*ABOUT THIS TASK*. From the records below, give the number of lines that include the word "nMACHINE". Add no other words.

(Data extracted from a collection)
════════════════

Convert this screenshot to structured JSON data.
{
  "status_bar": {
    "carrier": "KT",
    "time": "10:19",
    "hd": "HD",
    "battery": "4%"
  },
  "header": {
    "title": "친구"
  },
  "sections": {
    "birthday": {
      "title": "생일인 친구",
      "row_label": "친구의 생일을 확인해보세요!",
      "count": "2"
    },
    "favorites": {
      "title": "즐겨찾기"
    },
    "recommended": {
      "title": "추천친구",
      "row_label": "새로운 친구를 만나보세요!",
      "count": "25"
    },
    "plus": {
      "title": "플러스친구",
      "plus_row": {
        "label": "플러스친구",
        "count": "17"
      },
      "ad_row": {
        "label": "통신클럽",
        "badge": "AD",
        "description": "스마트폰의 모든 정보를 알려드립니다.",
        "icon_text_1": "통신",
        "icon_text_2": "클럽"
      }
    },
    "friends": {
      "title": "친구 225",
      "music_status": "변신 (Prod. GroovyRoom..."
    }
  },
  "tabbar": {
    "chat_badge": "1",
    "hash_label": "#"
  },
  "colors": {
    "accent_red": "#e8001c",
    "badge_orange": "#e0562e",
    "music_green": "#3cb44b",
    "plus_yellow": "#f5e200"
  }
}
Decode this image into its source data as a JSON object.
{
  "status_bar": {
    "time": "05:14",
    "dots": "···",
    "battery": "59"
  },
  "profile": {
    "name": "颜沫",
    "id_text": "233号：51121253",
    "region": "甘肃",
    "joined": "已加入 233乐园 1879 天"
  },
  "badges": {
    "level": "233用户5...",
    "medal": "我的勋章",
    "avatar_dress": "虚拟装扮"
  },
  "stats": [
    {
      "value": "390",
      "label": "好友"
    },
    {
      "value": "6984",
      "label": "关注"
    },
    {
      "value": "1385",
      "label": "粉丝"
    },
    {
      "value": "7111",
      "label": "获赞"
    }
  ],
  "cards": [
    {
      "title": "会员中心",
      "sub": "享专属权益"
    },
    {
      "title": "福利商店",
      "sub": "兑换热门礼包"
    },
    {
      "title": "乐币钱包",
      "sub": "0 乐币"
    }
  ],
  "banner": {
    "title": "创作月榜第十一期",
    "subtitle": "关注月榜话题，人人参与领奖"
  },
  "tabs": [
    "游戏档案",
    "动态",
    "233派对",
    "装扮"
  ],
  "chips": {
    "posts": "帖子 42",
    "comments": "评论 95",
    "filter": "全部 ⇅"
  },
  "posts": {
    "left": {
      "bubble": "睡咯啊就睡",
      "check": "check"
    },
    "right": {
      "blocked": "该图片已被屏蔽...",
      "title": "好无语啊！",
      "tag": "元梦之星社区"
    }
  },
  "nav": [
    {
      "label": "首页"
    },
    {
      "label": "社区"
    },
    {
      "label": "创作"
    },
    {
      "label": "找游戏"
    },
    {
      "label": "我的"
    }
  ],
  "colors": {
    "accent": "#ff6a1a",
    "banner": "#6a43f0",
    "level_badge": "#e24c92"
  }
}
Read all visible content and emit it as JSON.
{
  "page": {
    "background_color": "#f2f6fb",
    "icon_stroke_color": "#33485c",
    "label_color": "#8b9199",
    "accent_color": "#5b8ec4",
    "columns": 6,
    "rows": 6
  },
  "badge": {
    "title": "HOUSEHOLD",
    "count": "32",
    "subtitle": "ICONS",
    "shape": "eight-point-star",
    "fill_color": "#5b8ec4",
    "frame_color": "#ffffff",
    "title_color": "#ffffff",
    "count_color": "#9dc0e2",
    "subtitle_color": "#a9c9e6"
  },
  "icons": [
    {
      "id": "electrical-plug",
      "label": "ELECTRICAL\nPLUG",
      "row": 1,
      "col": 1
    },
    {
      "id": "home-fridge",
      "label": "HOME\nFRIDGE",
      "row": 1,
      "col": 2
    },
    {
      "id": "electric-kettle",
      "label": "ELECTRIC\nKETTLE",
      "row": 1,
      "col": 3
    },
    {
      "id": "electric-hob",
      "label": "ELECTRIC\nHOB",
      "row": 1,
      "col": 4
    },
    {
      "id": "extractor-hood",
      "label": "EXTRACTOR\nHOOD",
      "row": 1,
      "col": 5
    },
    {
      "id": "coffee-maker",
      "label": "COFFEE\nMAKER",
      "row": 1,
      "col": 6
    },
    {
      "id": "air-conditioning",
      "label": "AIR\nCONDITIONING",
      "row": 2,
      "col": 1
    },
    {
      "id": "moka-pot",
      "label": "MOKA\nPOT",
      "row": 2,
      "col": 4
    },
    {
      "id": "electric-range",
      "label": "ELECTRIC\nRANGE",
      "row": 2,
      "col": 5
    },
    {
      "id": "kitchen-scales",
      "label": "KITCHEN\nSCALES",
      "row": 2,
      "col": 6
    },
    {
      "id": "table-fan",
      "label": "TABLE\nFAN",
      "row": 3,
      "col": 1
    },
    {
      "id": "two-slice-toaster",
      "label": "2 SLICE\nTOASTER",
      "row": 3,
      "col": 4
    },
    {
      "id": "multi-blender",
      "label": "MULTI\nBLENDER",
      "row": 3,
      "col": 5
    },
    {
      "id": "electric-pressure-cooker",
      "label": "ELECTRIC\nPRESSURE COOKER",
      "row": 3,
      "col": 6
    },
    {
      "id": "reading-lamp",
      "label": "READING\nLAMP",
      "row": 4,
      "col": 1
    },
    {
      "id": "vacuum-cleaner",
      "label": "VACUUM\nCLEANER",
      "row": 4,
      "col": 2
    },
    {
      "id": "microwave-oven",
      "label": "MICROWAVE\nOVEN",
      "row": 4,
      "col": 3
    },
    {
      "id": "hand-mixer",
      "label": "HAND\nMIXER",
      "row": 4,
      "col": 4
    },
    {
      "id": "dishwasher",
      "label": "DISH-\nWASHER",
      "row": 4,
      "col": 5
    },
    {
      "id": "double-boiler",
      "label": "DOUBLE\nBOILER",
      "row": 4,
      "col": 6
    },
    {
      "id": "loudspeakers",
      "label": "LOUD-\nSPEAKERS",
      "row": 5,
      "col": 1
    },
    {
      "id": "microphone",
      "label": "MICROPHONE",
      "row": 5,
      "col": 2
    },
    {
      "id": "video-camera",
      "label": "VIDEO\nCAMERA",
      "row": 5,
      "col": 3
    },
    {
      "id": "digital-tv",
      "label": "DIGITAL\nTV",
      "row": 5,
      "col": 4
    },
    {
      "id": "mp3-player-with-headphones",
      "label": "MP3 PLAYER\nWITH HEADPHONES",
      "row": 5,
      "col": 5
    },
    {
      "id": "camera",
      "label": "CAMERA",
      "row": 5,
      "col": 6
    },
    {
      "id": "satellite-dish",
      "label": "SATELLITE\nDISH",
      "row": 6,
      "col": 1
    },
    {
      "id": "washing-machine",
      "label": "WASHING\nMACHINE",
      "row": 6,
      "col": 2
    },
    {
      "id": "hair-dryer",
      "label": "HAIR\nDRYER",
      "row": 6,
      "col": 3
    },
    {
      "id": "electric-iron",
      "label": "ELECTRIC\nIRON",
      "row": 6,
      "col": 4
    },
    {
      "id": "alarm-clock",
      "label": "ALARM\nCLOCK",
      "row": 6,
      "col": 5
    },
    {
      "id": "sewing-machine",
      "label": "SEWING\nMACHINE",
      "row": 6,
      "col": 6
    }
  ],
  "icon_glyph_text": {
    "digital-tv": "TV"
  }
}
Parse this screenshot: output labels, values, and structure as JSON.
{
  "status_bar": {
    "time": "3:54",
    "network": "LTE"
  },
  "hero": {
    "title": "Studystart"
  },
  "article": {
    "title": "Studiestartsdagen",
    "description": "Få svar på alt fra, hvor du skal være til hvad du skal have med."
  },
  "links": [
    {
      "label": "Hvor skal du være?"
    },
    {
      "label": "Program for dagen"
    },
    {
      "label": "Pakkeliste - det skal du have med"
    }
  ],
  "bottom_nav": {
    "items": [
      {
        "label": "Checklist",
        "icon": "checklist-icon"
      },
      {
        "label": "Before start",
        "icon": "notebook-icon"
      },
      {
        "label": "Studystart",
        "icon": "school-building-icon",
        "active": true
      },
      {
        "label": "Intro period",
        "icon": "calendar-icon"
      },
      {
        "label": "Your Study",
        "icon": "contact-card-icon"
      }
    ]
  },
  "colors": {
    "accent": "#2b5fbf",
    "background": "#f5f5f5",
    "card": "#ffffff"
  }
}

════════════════

*WRITTEN RESPONSE*. 2